What to produce: Lines in the data below that contain the word "Code" are to be copied.

::::::::

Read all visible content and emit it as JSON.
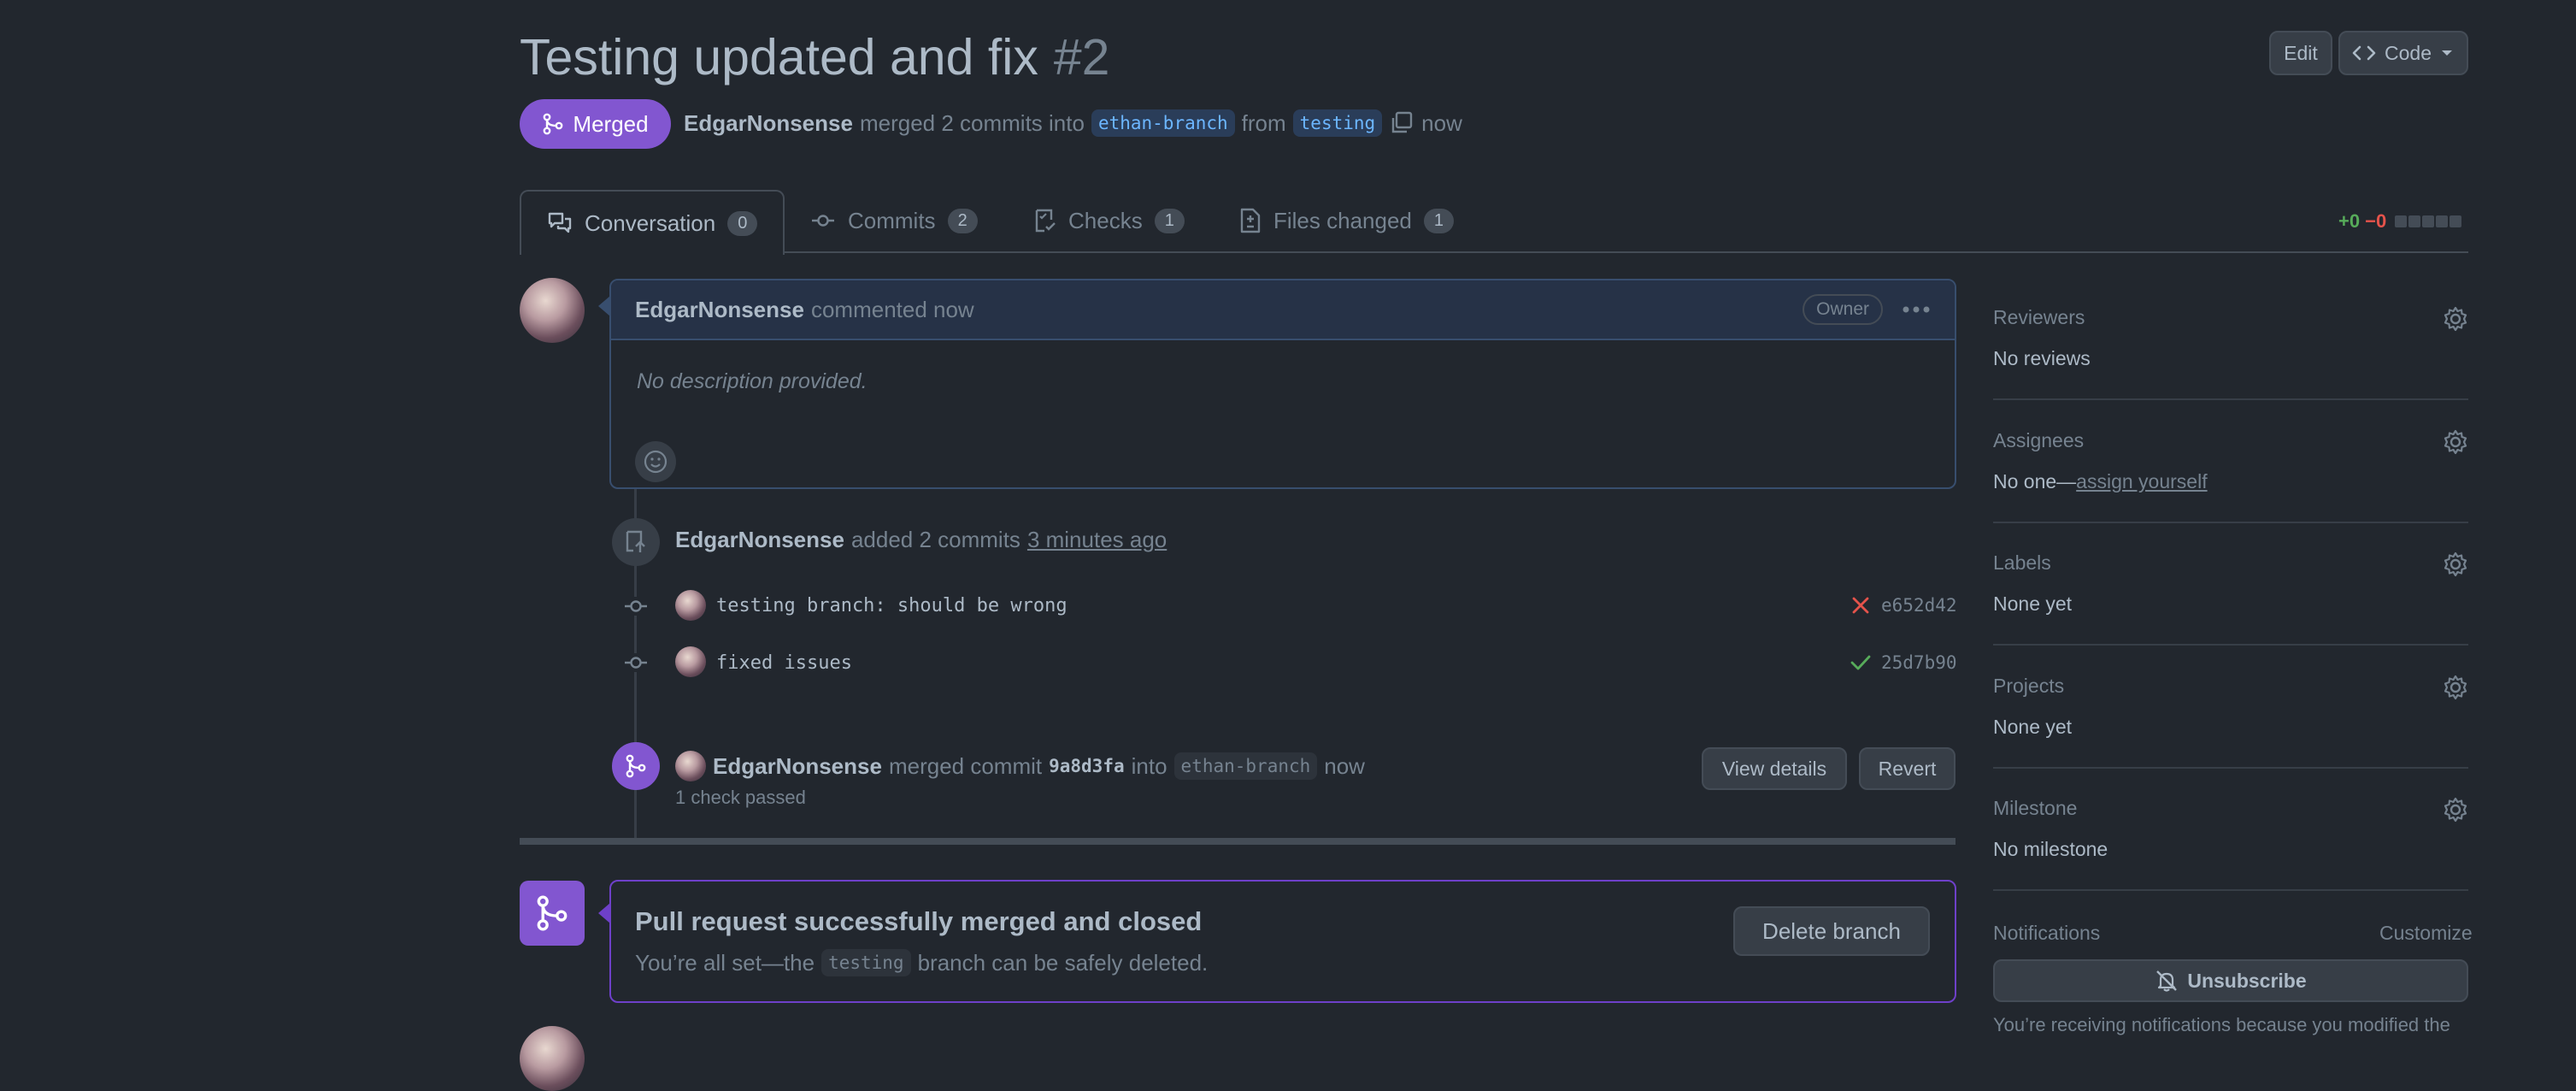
{
  "header": {
    "title": "Testing updated and fix",
    "number": "#2",
    "edit_label": "Edit",
    "code_label": "Code"
  },
  "state": {
    "badge": "Merged",
    "author": "EdgarNonsense",
    "action": "merged 2 commits into",
    "base_branch": "ethan-branch",
    "from": "from",
    "head_branch": "testing",
    "time": "now"
  },
  "tabs": [
    {
      "label": "Conversation",
      "count": "0",
      "icon": "comment-discussion-icon"
    },
    {
      "label": "Commits",
      "count": "2",
      "icon": "git-commit-icon"
    },
    {
      "label": "Checks",
      "count": "1",
      "icon": "checklist-icon"
    },
    {
      "label": "Files changed",
      "count": "1",
      "icon": "file-diff-icon"
    }
  ],
  "diffstat": {
    "additions": "+0",
    "deletions": "−0"
  },
  "comment": {
    "author": "EdgarNonsense",
    "meta": "commented now",
    "role": "Owner",
    "body": "No description provided."
  },
  "timeline": {
    "push_event": {
      "author": "EdgarNonsense",
      "action": "added 2 commits",
      "time": "3 minutes ago"
    },
    "commits": [
      {
        "message": "testing branch: should be wrong",
        "sha": "e652d42",
        "status": "failure",
        "status_color": "#e5534b"
      },
      {
        "message": "fixed issues",
        "sha": "25d7b90",
        "status": "success",
        "status_color": "#57ab5a"
      }
    ],
    "merge_event": {
      "author": "EdgarNonsense",
      "action": "merged commit",
      "commit": "9a8d3fa",
      "into": "into",
      "branch": "ethan-branch",
      "time": "now",
      "checks": "1 check passed",
      "view_details": "View details",
      "revert": "Revert"
    }
  },
  "merge_box": {
    "title": "Pull request successfully merged and closed",
    "sub_prefix": "You’re all set—the",
    "branch": "testing",
    "sub_suffix": "branch can be safely deleted.",
    "delete_label": "Delete branch"
  },
  "sidebar": {
    "reviewers": {
      "label": "Reviewers",
      "value": "No reviews"
    },
    "assignees": {
      "label": "Assignees",
      "value": "No one—",
      "link": "assign yourself"
    },
    "labels": {
      "label": "Labels",
      "value": "None yet"
    },
    "projects": {
      "label": "Projects",
      "value": "None yet"
    },
    "milestone": {
      "label": "Milestone",
      "value": "No milestone"
    },
    "notifications": {
      "label": "Notifications",
      "customize": "Customize",
      "unsubscribe": "Unsubscribe",
      "note": "You’re receiving notifications because you modified the"
    }
  },
  "colors": {
    "background": "#22272e",
    "merged_purple": "#8256d0",
    "link_blue": "#6cb6ff",
    "success_green": "#57ab5a",
    "danger_red": "#e5534b"
  }
}
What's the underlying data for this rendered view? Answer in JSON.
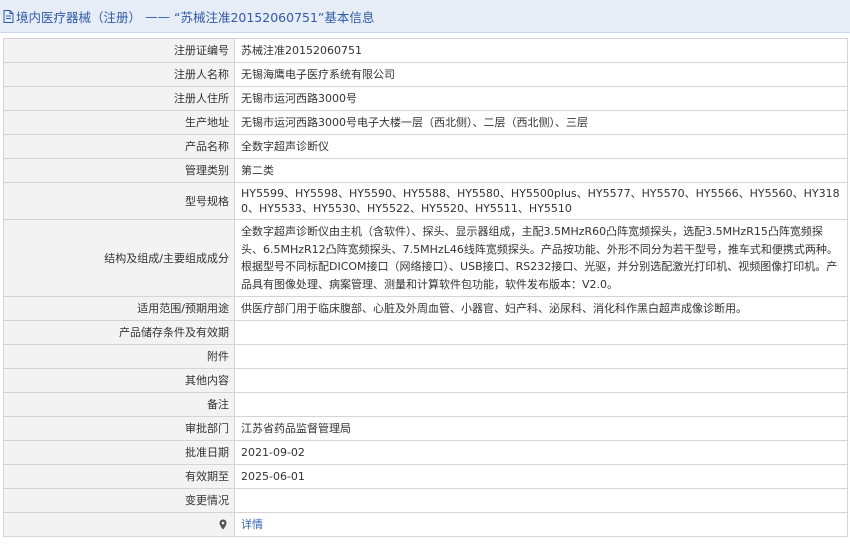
{
  "header": {
    "title_prefix": "境内医疗器械（注册）",
    "separator": " —— ",
    "title_main": "“苏械注准20152060751”基本信息"
  },
  "rows": [
    {
      "label": "注册证编号",
      "value": "苏械注准20152060751"
    },
    {
      "label": "注册人名称",
      "value": "无锡海鹰电子医疗系统有限公司"
    },
    {
      "label": "注册人住所",
      "value": "无锡市运河西路3000号"
    },
    {
      "label": "生产地址",
      "value": "无锡市运河西路3000号电子大楼一层（西北侧）、二层（西北侧）、三层"
    },
    {
      "label": "产品名称",
      "value": "全数字超声诊断仪"
    },
    {
      "label": "管理类别",
      "value": "第二类"
    },
    {
      "label": "型号规格",
      "value": "HY5599、HY5598、HY5590、HY5588、HY5580、HY5500plus、HY5577、HY5570、HY5566、HY5560、HY3180、HY5533、HY5530、HY5522、HY5520、HY5511、HY5510"
    },
    {
      "label": "结构及组成/主要组成成分",
      "value": "全数字超声诊断仪由主机（含软件）、探头、显示器组成，主配3.5MHzR60凸阵宽频探头，选配3.5MHzR15凸阵宽频探头、6.5MHzR12凸阵宽频探头、7.5MHzL46线阵宽频探头。产品按功能、外形不同分为若干型号，推车式和便携式两种。根据型号不同标配DICOM接口（网络接口）、USB接口、RS232接口、光驱，并分别选配激光打印机、视频图像打印机。产品具有图像处理、病案管理、测量和计算软件包功能，软件发布版本：V2.0。"
    },
    {
      "label": "适用范围/预期用途",
      "value": "供医疗部门用于临床腹部、心脏及外周血管、小器官、妇产科、泌尿科、消化科作黑白超声成像诊断用。"
    },
    {
      "label": "产品储存条件及有效期",
      "value": ""
    },
    {
      "label": "附件",
      "value": ""
    },
    {
      "label": "其他内容",
      "value": ""
    },
    {
      "label": "备注",
      "value": ""
    },
    {
      "label": "审批部门",
      "value": "江苏省药品监督管理局"
    },
    {
      "label": "批准日期",
      "value": "2021-09-02"
    },
    {
      "label": "有效期至",
      "value": "2025-06-01"
    },
    {
      "label": "变更情况",
      "value": ""
    },
    {
      "label": "",
      "value": "详情"
    }
  ],
  "colors": {
    "header_bg": "#e7edf6",
    "header_text": "#2f5aa8",
    "label_bg": "#f3f3f3",
    "border": "#d4d4d4",
    "link": "#2f64b4"
  }
}
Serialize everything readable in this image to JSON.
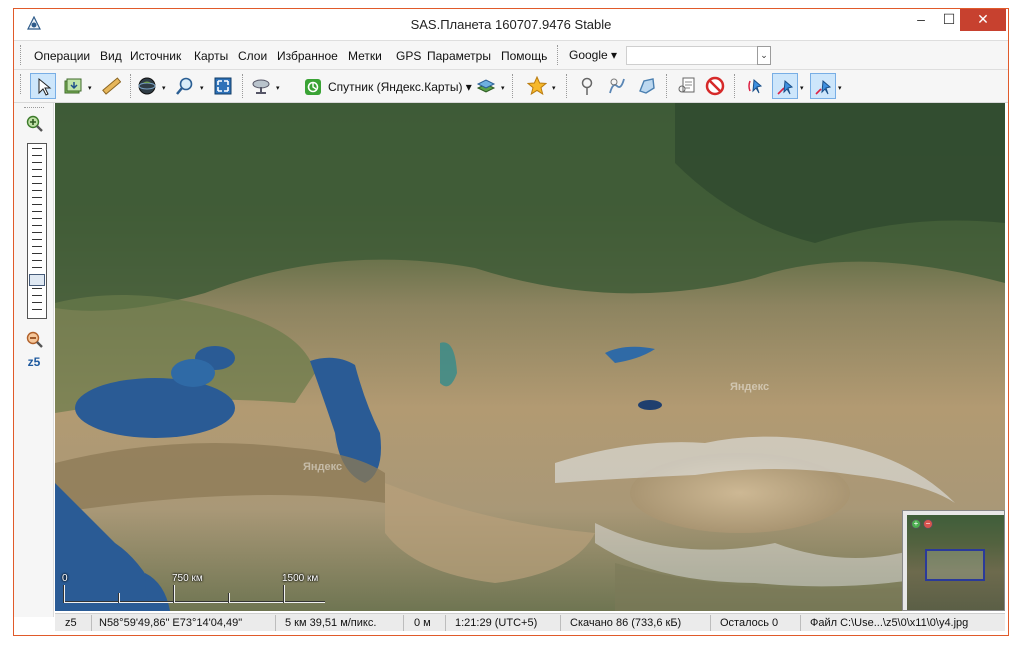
{
  "window": {
    "title": "SAS.Планета 160707.9476 Stable",
    "minimize_glyph": "–",
    "maximize_glyph": "☐",
    "close_glyph": "✕"
  },
  "menu": {
    "items": [
      "Операции",
      "Вид",
      "Источник",
      "Карты",
      "Слои",
      "Избранное",
      "Метки",
      "GPS",
      "Параметры",
      "Помощь"
    ],
    "search_provider": "Google ▾",
    "search_value": "",
    "dropdown_glyph": "⌄"
  },
  "toolbar": {
    "map_type_label": "Спутник (Яндекс.Карты) ▾",
    "arrow_glyph": "▾",
    "icons": [
      "cursor-icon",
      "tile-download-icon",
      "ruler-icon",
      "globe-icon",
      "magnifier-icon",
      "fullscreen-icon",
      "satellite-dish-icon",
      "map-source-icon",
      "layers-icon",
      "favorites-star-icon",
      "placemark-icon",
      "path-icon",
      "polygon-icon",
      "marks-list-icon",
      "no-marks-icon",
      "gps-icon",
      "gps-track-icon",
      "gps-center-icon"
    ]
  },
  "side_panel": {
    "zoom_in_glyph": "+",
    "zoom_out_glyph": "−",
    "zoom_level": "z5"
  },
  "map": {
    "watermark": "Яндекс",
    "scale": {
      "labels": [
        "0",
        "750 км",
        "1500 км"
      ]
    },
    "colors": {
      "land_desert": "#b49a72",
      "forest": "#3e5a33",
      "water": "#2a5b95",
      "snow": "#e8ecf0"
    }
  },
  "statusbar": {
    "zoom": "z5",
    "coordinates": "N58°59'49,86\" E73°14'04,49\"",
    "resolution": "5 км 39,51 м/пикс.",
    "altitude": "0 м",
    "time": "1:21:29 (UTC+5)",
    "downloaded": "Скачано 86 (733,6 кБ)",
    "remaining": "Осталось 0",
    "file": "Файл C:\\Use...\\z5\\0\\x11\\0\\y4.jpg"
  }
}
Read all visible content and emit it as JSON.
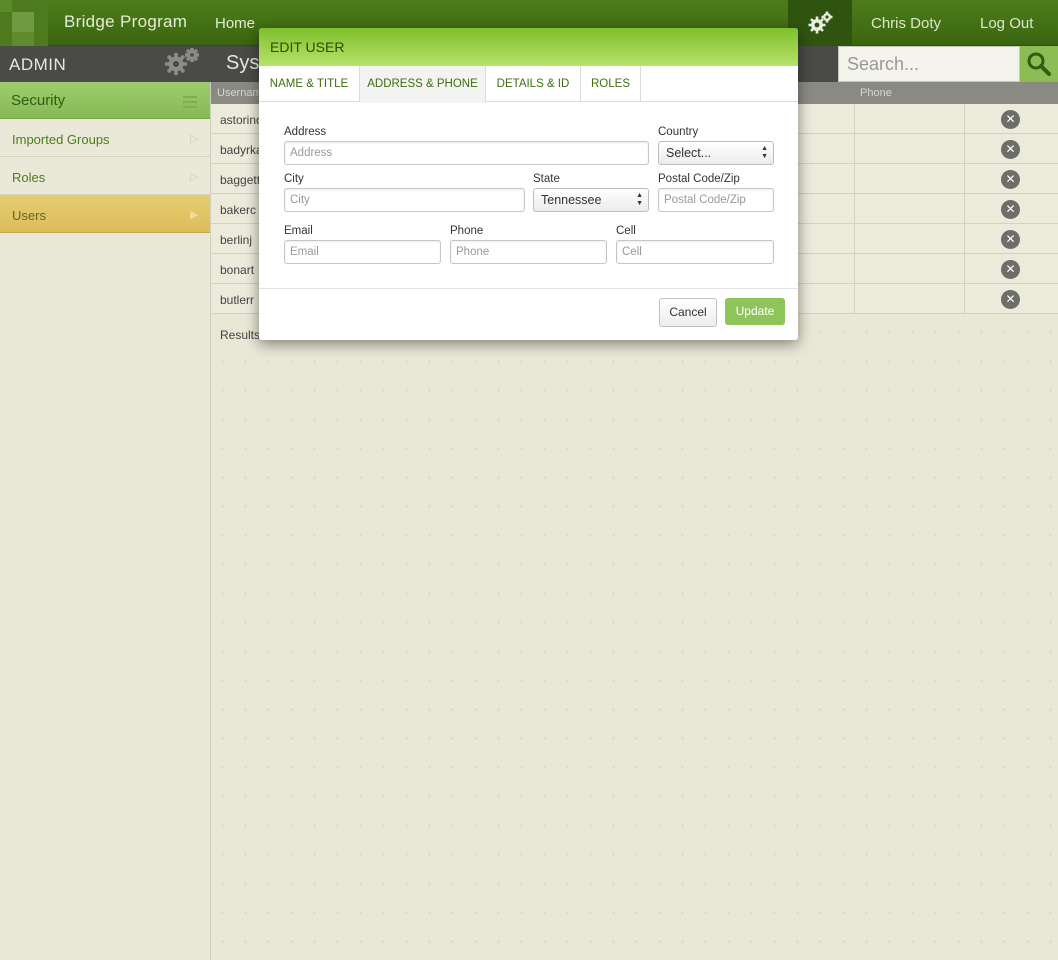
{
  "topbar": {
    "app_title": "Bridge Program",
    "home_label": "Home",
    "user_name": "Chris Doty",
    "logout_label": "Log Out"
  },
  "adminbar": {
    "label": "ADMIN"
  },
  "sidebar": {
    "section_title": "Security",
    "items": [
      {
        "label": "Imported Groups"
      },
      {
        "label": "Roles"
      },
      {
        "label": "Users"
      }
    ]
  },
  "main": {
    "title": "Syst",
    "search_placeholder": "Search...",
    "columns": {
      "username": "Usernam",
      "phone": "Phone"
    },
    "rows": [
      "astorino",
      "badyrka",
      "baggett",
      "bakerc",
      "berlinj",
      "bonart",
      "butlerr"
    ],
    "results_label": "Results:"
  },
  "modal": {
    "title": "EDIT USER",
    "tabs": [
      "NAME & TITLE",
      "ADDRESS & PHONE",
      "DETAILS & ID",
      "ROLES"
    ],
    "active_tab": "ADDRESS & PHONE",
    "fields": {
      "address_label": "Address",
      "address_placeholder": "Address",
      "country_label": "Country",
      "country_value": "Select...",
      "city_label": "City",
      "city_placeholder": "City",
      "state_label": "State",
      "state_value": "Tennessee",
      "zip_label": "Postal Code/Zip",
      "zip_placeholder": "Postal Code/Zip",
      "email_label": "Email",
      "email_placeholder": "Email",
      "phone_label": "Phone",
      "phone_placeholder": "Phone",
      "cell_label": "Cell",
      "cell_placeholder": "Cell"
    },
    "cancel_label": "Cancel",
    "update_label": "Update"
  },
  "colors": {
    "brand_green": "#3f6a13",
    "accent_green": "#8dc55a",
    "active_yellow": "#dcbd5a"
  }
}
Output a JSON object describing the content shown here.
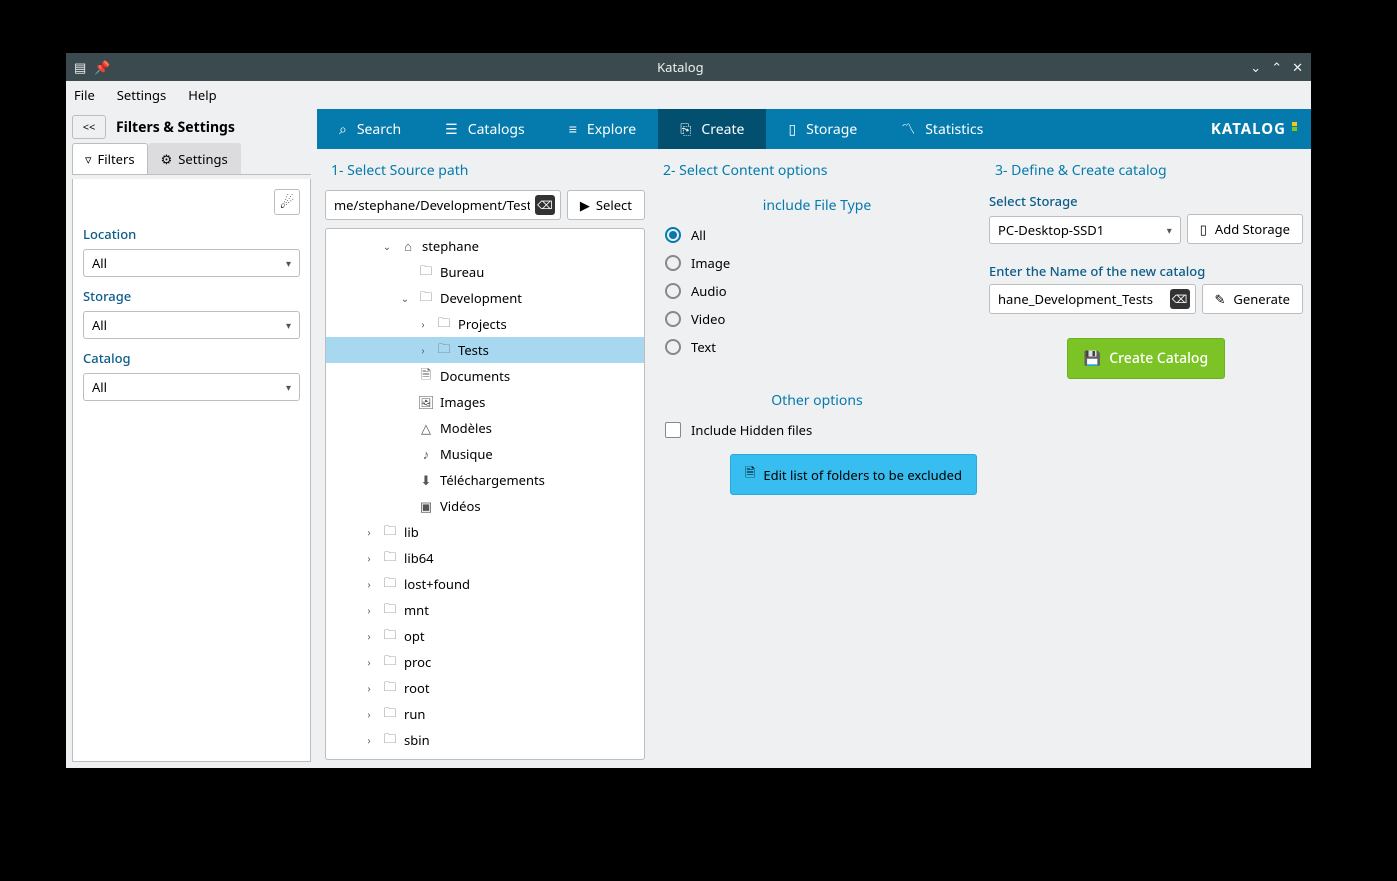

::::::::

Answer to the problem:
    "code_label": "Code"
      "zip_label": "Postal Code/Zip",
      "zip_placeholder": "Postal Code/Zip",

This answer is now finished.